**Exercise instructions:**
Where does the string "title" appear in the records? Copy every line that contains it.

**Excerpted data:**
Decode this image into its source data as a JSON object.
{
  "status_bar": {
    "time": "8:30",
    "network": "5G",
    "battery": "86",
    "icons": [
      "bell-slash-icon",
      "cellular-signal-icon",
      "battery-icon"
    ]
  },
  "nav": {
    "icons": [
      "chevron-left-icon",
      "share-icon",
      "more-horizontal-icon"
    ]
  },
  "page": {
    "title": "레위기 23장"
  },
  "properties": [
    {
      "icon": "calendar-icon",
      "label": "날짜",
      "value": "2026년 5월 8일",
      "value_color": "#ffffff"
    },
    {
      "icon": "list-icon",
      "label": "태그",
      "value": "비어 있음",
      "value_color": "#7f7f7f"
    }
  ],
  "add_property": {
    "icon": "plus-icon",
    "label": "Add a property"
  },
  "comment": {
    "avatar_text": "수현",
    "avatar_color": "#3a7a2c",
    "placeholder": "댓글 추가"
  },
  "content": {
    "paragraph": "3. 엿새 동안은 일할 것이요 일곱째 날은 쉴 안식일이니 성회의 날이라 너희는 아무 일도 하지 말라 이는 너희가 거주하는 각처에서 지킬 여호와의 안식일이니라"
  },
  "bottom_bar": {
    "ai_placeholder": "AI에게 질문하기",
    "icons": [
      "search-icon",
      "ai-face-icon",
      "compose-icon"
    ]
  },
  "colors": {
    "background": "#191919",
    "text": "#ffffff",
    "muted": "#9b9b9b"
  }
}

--

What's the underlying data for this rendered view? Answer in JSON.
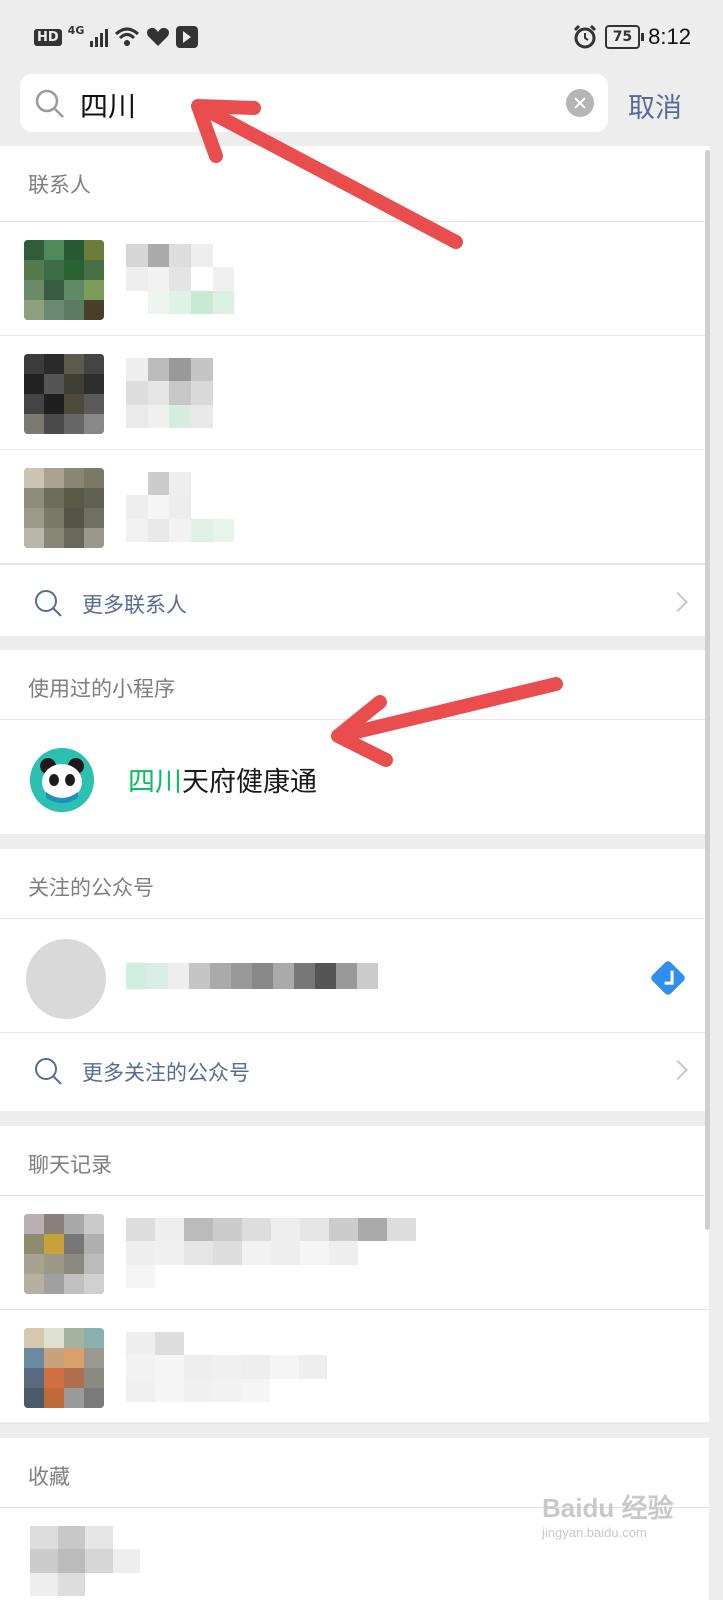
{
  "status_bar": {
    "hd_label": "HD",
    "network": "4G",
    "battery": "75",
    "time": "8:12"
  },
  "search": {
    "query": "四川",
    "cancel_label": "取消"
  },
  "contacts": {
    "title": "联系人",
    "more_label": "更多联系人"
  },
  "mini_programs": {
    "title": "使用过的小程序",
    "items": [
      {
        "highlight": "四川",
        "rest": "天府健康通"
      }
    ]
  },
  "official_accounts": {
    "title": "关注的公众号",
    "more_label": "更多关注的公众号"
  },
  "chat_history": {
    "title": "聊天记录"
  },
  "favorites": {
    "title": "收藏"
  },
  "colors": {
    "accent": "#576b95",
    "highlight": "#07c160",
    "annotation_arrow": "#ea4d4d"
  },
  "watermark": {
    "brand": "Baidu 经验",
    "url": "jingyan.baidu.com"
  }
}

**Result of the task:**
    "title": "레위기 23장"
    "title": "联系人",
    "title": "使用过的小程序",
    "title": "关注的公众号",
    "title": "聊天记录"
    "title": "收藏"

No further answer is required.